"Today as well, a murderous regime threatens us, threatens entire world peace, this regime explicitly declares that it intends to annihilate us, the Jewish state," he said, in a reference to Iran.

Israel considers Iran an existential threat because of its nuclear and missile programs, its support of violent anti-Israel groups in the region and frequent calls for destruction of the Jewish state.

Tehran insists its nuclear program is for peaceful purposes only, such as power generation.

Netanyahu vehemently opposes the 2015 deal that curbed Tehran's uranium enrichment levels — a potential pathway to nuclear arms — in exchange for the lifting of international sanctions. But the Israeli leader has insisted that the agreement won't stop Iran from developing nuclear weapons.

Drawing comparisons to European appeasement of Hitler before World War II, Netanyahu said the nuclear deal "released the Iranian regime from its chains and since has devoured country after country, similar to what happened in Europe in the 1930's."

He said history shows how "agreements with these kind of regimes were not worth the paper they were written on."

Netanyahu has been a leading critic of the deal, saying it did not contain sufficient safeguards to prevent Iran from reaching nuclear-weapons capability or address Iran's other activities across the region or its long-range missile program.

"I have a message to the rulers of Iran," Netanyahu said. "Do not put to test Israel's resolve."

The ceremony at Yad Vashem, held after sunset, ushered in one of the most melancholy days on Israel's calendar.

Places of entertainment and cafes close down. TV and radio stations broadcast documentaries about the Holocaust and interviews with survivors or somber music until sundown the next day.

According to the Hebrew calendar, the Holocaust Remembrance Day falls on the same date as the Warsaw Ghetto uprising — the ultimately doomed revolt that played such an important role in defining Israel's national psyche.

Israel's identity is defined by the axiom that never again will Jews be helpless in the face of annihilation.

On Thursday morning, Israelis will come to a mournful, two-minute standstill to remember the dead as a siren wails across the country. Pedestrians stop in their tracks. Cars pull over on highways and roads and many people exit their vehicles to stand still in contemplation.

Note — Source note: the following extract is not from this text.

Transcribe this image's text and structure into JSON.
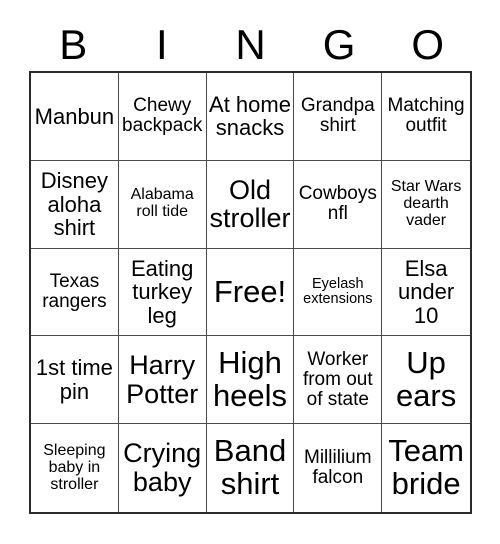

The names of Holocaust victims are read out in parliament.

A study released hours before Wednesday's opening ceremony found that violent attacks on Jews worldwide dropped in 2017, despite a rise in other forms of anti-Semitism, in a year characterized by normalization and mainstreaming of anti-Semitism not seen in Europe since World War II.

Researchers at Tel Aviv University said assaults specifically targeting Jews fell 9 percent last year. They recorded 327 cases, compared to 361 in 2016, which had already been the lowest number in a decade.

But they noted attacks were far more brazen. Most dramatic were a pair of cases in France, where a Jewish woman was thrown to her death out of her apartment window and a Holocaust survivor was stabbed and burned to death in her Paris home.

Threats, harassment and insults have also driven thousands of French Jews to relocate.

Tel Aviv University's Kantor Center for the Study of Contemporary European Jewry releases the report every year on the eve of Israel's Holocaust memorial day.

Increased security measures are credited with reducing violence, but it may be masking a trend of anti-Semitism becoming more mainstream and acceptable, particularly in European politics. The report described a toxic triangle made up of the rise of the extreme right, radical Islamism and a heated anti-Zionist discourse on the left accompanied by anti-Semitic expressions.